*Information supplied*:

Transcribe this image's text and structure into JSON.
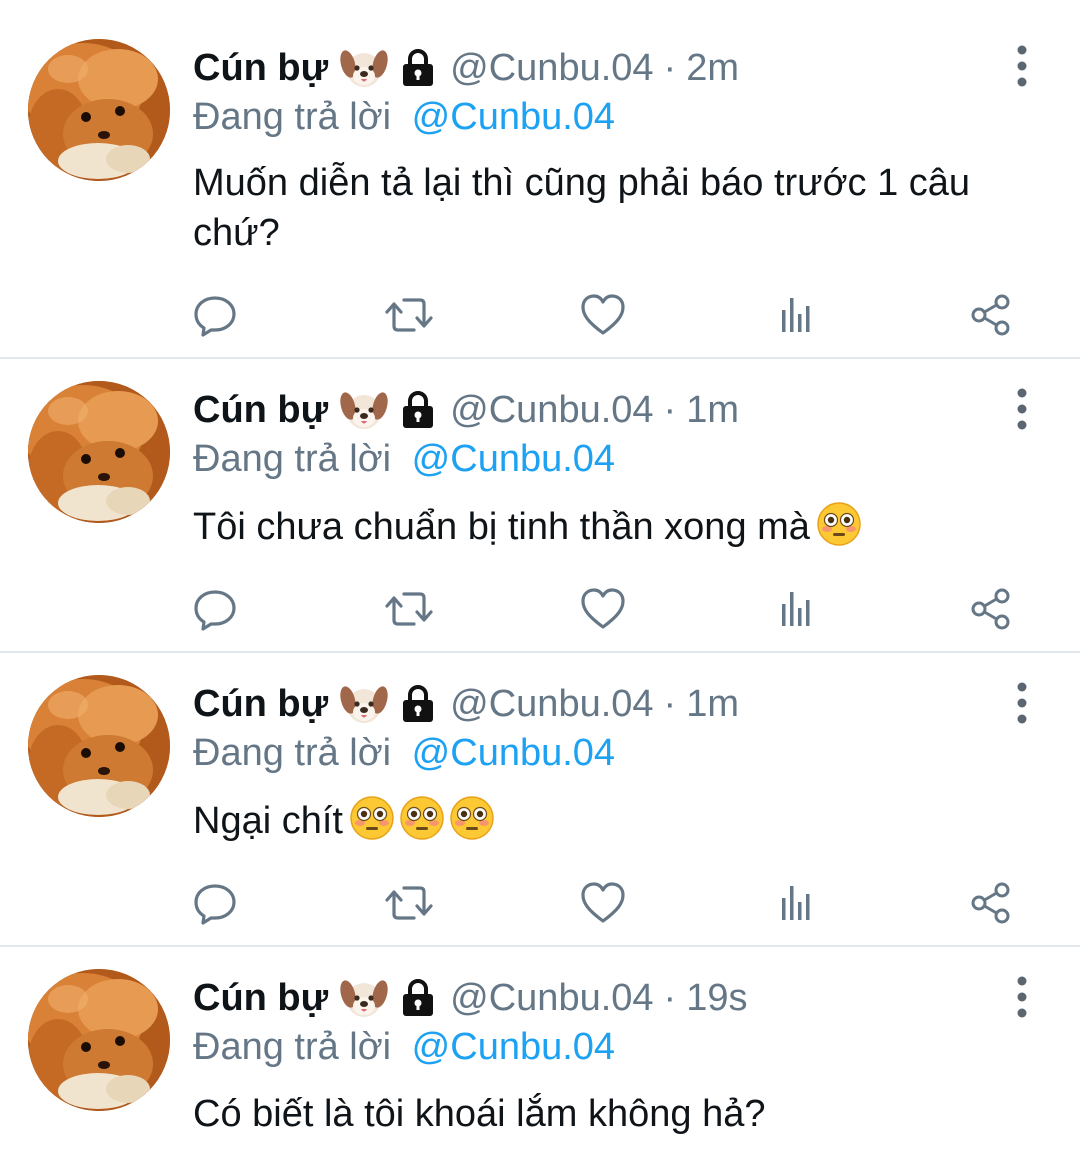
{
  "colors": {
    "text": "#0f1419",
    "muted": "#657786",
    "link": "#1da1f2",
    "divider": "#e1e8ed"
  },
  "tweets": [
    {
      "name": "Cún bự",
      "handle": "@Cunbu.04",
      "separator": "·",
      "time": "2m",
      "reply_prefix": "Đang trả lời",
      "reply_to": "@Cunbu.04",
      "text": "Muốn diễn tả lại thì cũng phải báo trước 1 câu chứ?",
      "emoji_count": 0,
      "icons": [
        "dog-face-icon",
        "lock-icon",
        "more-vertical-icon"
      ]
    },
    {
      "name": "Cún bự",
      "handle": "@Cunbu.04",
      "separator": "·",
      "time": "1m",
      "reply_prefix": "Đang trả lời",
      "reply_to": "@Cunbu.04",
      "text": "Tôi chưa chuẩn bị tinh thần xong mà",
      "emoji_count": 1,
      "emoji": "flushed-face-icon"
    },
    {
      "name": "Cún bự",
      "handle": "@Cunbu.04",
      "separator": "·",
      "time": "1m",
      "reply_prefix": "Đang trả lời",
      "reply_to": "@Cunbu.04",
      "text": "Ngại chít",
      "emoji_count": 3,
      "emoji": "flushed-face-icon"
    },
    {
      "name": "Cún bự",
      "handle": "@Cunbu.04",
      "separator": "·",
      "time": "19s",
      "reply_prefix": "Đang trả lời",
      "reply_to": "@Cunbu.04",
      "text": "Có biết là tôi khoái lắm không hả?",
      "emoji_count": 0
    }
  ],
  "action_icons": [
    "reply-icon",
    "retweet-icon",
    "like-icon",
    "analytics-icon",
    "share-icon"
  ]
}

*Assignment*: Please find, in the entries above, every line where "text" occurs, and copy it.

*Response to the exercise*:
Transcribe this image's text and structure into JSON.
    "text": "#0f1419",
      "text": "Muốn diễn tả lại thì cũng phải báo trước 1 câu chứ?",
      "text": "Tôi chưa chuẩn bị tinh thần xong mà",
      "text": "Ngại chít",
      "text": "Có biết là tôi khoái lắm không hả?",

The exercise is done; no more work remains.